Tuesday, December 21, 2010

When monopolies aren't all that bad

There are some pretty big ramifications for this, and not just in my home state of Michigan:
The case is viewed as a test for the Obama administration’s introduction of the federal health care law, which is aimed at spurring competition and driving down costs.
About half the states in the country, including Alabama, Rhode Island and Iowa, share circumstances similar to Michigan’s, in their relationships with a big single insurance carrier. Proponents of the new legislation have long argued that these dominant companies could subvert the competitive goals of the exchanges planned for 2014, which are intended to foster new business and cheaper coverage.

Officials “have been struggling for a while with the fact that in health insurance markets, small players are not able to enter and expand in a way to make them significant competitors,” said Jonathan M. Grossman, an antitrust lawyer at Cozen O’Connor. “Nobody can look at the suit against Michigan and say they didn’t put everybody on notice.”

Regulators worry that this prevailing dominance in markets across the country is a formidable obstacle. “Once you have a health plan that is that large, it’s really hard to change the dynamics of the market,” said Robert W. McCann, a health care lawyer in Washington at Drinker Biddle & Reath. [...]

Blue Cross drew the attention of federal prosecutors because of its use of what are known as most-favored-nation clauses in the contracts it signed with dozens of hospitals. Prosecutors charged that Blue Cross squashed competition by demanding that hospitals charge as much as 40 percent more to rivals, and it was even willing to pay hospitals more to sign these contracts.

That practice seems to have stymied competition. Priority Health, the insurer owned by Spectrum Health, says it has not been able to negotiate reasonable contracts with hospitals in places like Lansing. Blue Cross says it is a business decision being made by Priority Health to stay out of any market.

As insurers go, BCBS of Michigan isn't as bad as some...which is not the same as saying that they are great, having raised premiums by 'only' 88% from 1999 to 2009 - although that's lower than other states, a majority of which "more than doubled". I can almost understand what a supposedly nonprofit organization is doing writing most-favored-nation (MFN) clauses in their contracts with Michigan hospitals; as an insurance provider that dominates the market in a government-sanctioned-Ma Bell-sort-of-way, they have to find a way to pay the bills while retaining their self-proclaimed status as a “de facto insurer of last resort.” I understand that. But I'm kinda scratching my head, though...if the intent is to promote a well-regulated, competitive market among insurers that drives down prices, doesn't BCBS' lower rate increases - in its current state as Michigan's largest and most primary provider - put a shadow over that intent?*

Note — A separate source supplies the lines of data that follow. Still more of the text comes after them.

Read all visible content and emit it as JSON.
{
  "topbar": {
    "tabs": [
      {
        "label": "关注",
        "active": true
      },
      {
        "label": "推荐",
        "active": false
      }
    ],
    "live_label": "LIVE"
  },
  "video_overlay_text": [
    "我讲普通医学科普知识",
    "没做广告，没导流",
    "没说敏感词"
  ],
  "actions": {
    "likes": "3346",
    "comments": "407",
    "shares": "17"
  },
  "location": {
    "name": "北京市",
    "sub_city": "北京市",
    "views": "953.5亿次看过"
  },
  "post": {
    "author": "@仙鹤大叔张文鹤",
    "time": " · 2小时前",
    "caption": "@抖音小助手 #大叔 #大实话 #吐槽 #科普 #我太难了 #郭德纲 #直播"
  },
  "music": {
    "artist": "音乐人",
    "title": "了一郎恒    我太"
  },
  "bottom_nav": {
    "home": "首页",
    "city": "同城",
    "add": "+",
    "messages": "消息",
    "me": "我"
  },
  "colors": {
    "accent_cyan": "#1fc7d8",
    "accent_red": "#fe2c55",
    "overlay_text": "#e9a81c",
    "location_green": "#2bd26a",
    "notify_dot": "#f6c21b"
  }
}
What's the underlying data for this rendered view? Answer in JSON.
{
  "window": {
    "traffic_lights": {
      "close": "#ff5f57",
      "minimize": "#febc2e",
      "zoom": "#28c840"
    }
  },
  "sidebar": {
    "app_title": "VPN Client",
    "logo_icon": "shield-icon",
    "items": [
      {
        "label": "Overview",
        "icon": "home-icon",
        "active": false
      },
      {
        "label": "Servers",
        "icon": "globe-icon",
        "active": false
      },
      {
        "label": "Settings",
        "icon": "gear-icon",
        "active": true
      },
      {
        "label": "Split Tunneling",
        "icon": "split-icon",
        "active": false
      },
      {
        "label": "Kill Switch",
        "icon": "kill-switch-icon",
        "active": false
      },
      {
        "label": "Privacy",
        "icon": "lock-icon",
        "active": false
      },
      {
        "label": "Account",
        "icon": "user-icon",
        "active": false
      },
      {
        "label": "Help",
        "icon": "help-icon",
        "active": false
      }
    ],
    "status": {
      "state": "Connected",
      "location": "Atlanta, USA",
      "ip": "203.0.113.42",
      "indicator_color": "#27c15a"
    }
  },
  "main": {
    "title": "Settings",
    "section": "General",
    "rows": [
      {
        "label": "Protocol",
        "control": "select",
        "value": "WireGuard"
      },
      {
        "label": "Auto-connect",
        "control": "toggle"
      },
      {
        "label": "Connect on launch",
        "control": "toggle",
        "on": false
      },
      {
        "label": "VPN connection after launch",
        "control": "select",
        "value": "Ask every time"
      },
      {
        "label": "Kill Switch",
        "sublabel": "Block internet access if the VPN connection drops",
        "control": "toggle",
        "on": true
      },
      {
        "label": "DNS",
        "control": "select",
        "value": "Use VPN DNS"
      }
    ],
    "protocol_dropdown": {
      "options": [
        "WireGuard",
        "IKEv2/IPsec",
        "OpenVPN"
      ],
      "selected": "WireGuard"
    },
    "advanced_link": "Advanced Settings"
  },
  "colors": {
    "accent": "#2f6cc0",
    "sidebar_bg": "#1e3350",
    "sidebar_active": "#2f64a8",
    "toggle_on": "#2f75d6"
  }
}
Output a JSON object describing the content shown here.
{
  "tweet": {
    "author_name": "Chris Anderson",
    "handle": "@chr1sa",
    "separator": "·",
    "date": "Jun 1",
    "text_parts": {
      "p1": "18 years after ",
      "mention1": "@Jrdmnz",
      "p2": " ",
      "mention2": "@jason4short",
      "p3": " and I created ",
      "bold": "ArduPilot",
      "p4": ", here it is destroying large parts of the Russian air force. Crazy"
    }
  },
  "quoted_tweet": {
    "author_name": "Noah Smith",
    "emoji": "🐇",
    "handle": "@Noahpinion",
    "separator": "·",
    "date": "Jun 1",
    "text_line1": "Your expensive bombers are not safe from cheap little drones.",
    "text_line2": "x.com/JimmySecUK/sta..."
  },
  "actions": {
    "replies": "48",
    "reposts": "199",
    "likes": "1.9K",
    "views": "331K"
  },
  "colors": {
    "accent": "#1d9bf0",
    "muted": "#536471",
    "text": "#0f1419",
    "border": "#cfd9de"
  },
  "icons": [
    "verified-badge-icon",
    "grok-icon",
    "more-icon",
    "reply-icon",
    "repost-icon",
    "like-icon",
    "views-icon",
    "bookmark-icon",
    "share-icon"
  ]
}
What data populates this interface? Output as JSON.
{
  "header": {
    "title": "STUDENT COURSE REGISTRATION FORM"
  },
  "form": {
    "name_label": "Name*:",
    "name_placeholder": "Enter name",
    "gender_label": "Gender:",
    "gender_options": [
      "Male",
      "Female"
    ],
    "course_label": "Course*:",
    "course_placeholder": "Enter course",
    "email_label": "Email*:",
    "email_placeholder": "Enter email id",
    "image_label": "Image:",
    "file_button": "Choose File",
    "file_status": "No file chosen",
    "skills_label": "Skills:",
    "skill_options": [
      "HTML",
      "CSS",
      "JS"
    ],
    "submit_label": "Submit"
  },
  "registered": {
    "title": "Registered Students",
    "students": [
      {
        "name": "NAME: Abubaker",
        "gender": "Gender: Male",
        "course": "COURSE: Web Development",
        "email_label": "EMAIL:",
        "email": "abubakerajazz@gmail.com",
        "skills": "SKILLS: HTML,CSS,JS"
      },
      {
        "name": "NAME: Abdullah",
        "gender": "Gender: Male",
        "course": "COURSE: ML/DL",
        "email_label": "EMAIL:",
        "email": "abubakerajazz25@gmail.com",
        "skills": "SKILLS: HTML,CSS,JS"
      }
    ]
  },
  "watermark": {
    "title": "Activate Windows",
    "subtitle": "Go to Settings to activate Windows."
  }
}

Makes me think that this will do more to please free market enthusiasts than to cut insurance costs.

If we have to have that additional layer of business between doctors and patients, wouldn't it be better to have to work with a single large, market-dominant insurer? If a state charters a single provider - giving them a virtual monopoly, allowing for better government oversight/regulation while guaranteeing coverage at lower rates - who beyond a few locked-out competitors and a some free market idealists would object?**

Aside from that, what other price controls are being put into place, if any? Are we setting any standard medical service pricing? Pharma price limits? When it comes to controlling medical costs, I'd like to know that there's more going on than just some variation on the Underpants Gnomes' business plan.

Financial Times article here
Bloomberg article here
DOJ press release here

*I'll have to find some information about rate increases in states with more than one ginormous provider for comparison purposes. My hunch is that those states haven't seen overall rate decreases.
**Why not a single-payer system, even? It's cheaper to administer, cuts out the insurer as the middleman...

(edited for grammar, clarity)


  1. The real key is discovering how they've arrived at an 88 percent rise in premiums (as opposed to 100 percent).

    Are they being subsidized in some fashion, due to their specially carved tax-exemption?

    Are Michigan tax-payers basically footing the bill in other ways? Are federal tax-payers?

    If they've genuinely found a means by which to lower the price of what they're paying for, then we need to know what that is.

    To the extent that this information remains obscured or invisible precisely because they're state-sanctioned monopolists, that's an argument against their role --premiums could rise at the same or higher rate than other states, and we wouldn't know why or how to stop it.

  2. If they've genuinely found a means by which to lower the price of what they're paying for, then we need to know what that is.

    Perhaps freezing out the competition allows BCBSMI to better control service delivery rates, in that providers don't have much choice if they don't like the compensation BCBSMI offers.

  3. Perhaps...but perhaps not.

    Perhaps they're just leveraging to meet shortfalls, and expect bailouts later.

    It's a huge assumption.

  4. Still, given BCBSMI's quasi-government-chartered-sanctioned status, its success in keeping rates lower makes a case for centralized control of the health care market instead of opening it up for competition.

  5. Are these premiums actually lower, or are they just not rising as fast? Did premiums start high to begin with?

    We need data!